Nina Simone at Nucleus Nuance

Los Angeles Times
Leonard Feather 31 January 1987

In a short-notice change of schedule, the Hollywood club Nucleus Nuance brought in Nina Simone to headline Thursday, relegating the Snooky Young-Bob Cooper Sextet to the role of a warm-up act.

Simone is a woman of many moods, some of them so somber that she could easily turn "Happy Days Are Here Again" into an elegy.

She was in a singularly outgoing frame of mind, and 15 minutes into her act was inviting the audience to sing along with her shuffle-rhythm rendition of an ancient Eddie Cantor ditty, "My Baby Just Cares for Me."

A far cry from "Porgy" and from the protest songs of the past, but it was not all on this trite level. At one point she left the piano and, accompanied by the intense drumming of Bruno Carr, applied her vocal power and visual body English to "Be My Husband."
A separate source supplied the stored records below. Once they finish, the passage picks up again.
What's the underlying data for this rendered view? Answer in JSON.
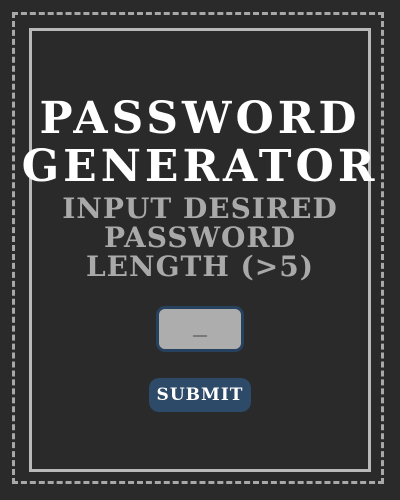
{
  "title": {
    "line1": "PASSWORD",
    "line2": "GENERATOR"
  },
  "prompt": {
    "line1": "INPUT DESIRED",
    "line2": "PASSWORD",
    "line3": "LENGTH (>5)"
  },
  "length_input": {
    "value": "",
    "placeholder": "__"
  },
  "submit_label": "SUBMIT",
  "colors": {
    "background": "#2a2a2a",
    "title_text": "#ffffff",
    "prompt_text": "#a9a9a9",
    "input_fill": "#adadad",
    "accent": "#2d4a68"
  }
}
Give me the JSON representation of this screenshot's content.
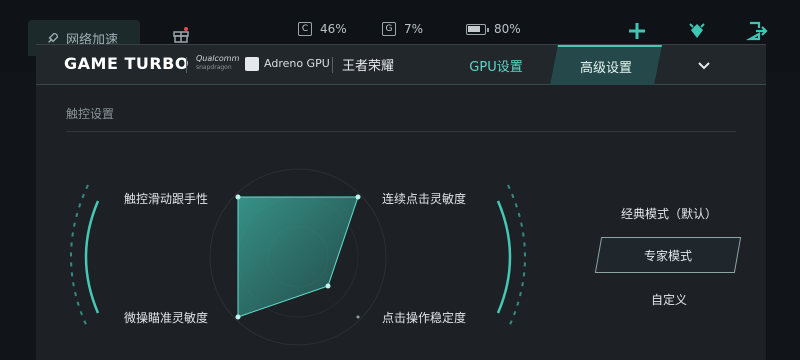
{
  "topbar": {
    "network_button": "网络加速",
    "cpu_letter": "C",
    "cpu_value": "46%",
    "gpu_letter": "G",
    "gpu_value": "7%",
    "battery_value": "80%",
    "battery_level": 0.8,
    "icons": [
      "rocket-icon",
      "gift-icon",
      "plus-icon",
      "alarm-icon",
      "exit-icon"
    ]
  },
  "header": {
    "brand": "GAME TURBO",
    "qualcomm": "Qualcomm",
    "snapdragon": "snapdragon",
    "adreno": "Adreno GPU",
    "game": "王者荣耀",
    "tab_gpu": "GPU设置",
    "tab_advanced": "高级设置"
  },
  "section": {
    "title": "触控设置"
  },
  "radar": {
    "labels": {
      "top_left": "触控滑动跟手性",
      "top_right": "连续点击灵敏度",
      "bottom_left": "微操瞄准灵敏度",
      "bottom_right": "点击操作稳定度"
    }
  },
  "modes": {
    "classic": "经典模式（默认）",
    "expert": "专家模式",
    "custom": "自定义"
  },
  "colors": {
    "accent": "#45c8b6",
    "background": "#111418",
    "panel": "#1d2126"
  }
}
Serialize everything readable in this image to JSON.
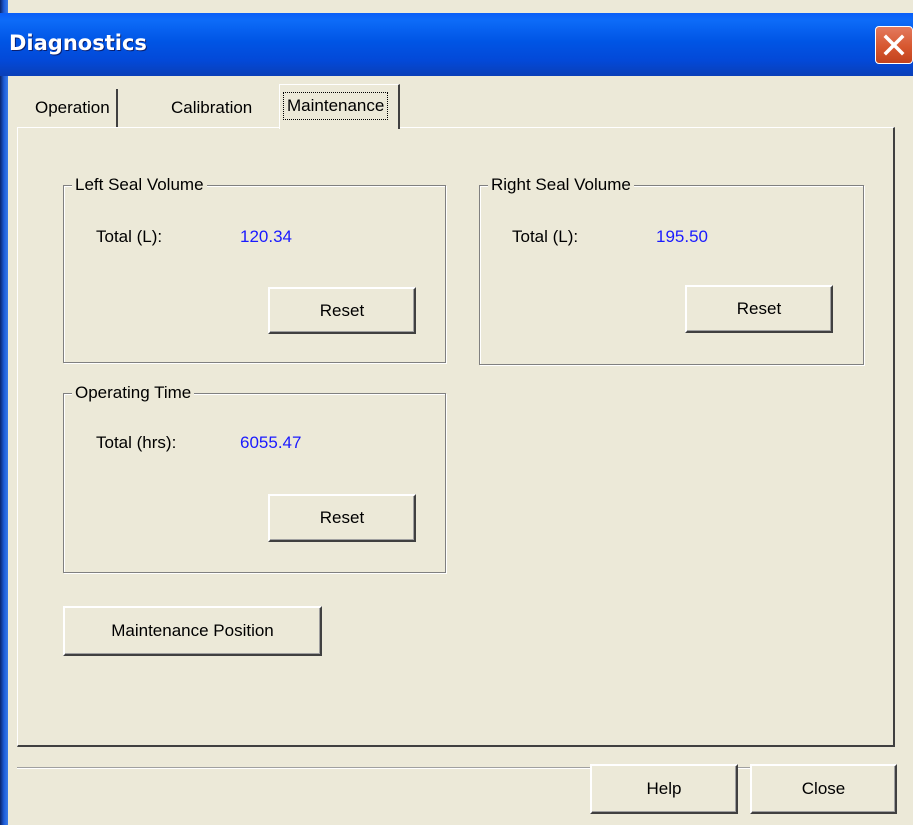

Simone is a self-contradiction: As a pianist, she reveals her classical training with florid runs, yet her deep, rich vocal timbre shows relatively little evidence of orthodox study. Neither as pianist nor as singer can she be categorized as a jazz performer; primarily she is an evoker of moods, often verging on melodrama. After reminiscing about her years spent in Africa and in Switzerland, she sang a song about her daughter, with cryptic overtones.

Asking (in French) whether anyone in the house spoke French, and receiving virtually no reaction, she went right ahead and sang "Ne Me Quitte Pas."

To conclude what had been for the most part a spellbinding show, she again asked her listeners to join in, this time for a Trinidad carnival song.

There was none of the often-vented anger, yet what we heard and saw, as this sometimes solemn woman in the gold lame blouse went through her motions, was quintessentially Simone. When she smiled, even when she said, "Thank you for coming, you sweet things," it a1819025523the most complex and fascinating characters in show business.

Nucleus Nuance is at 7267 Melrose Ave.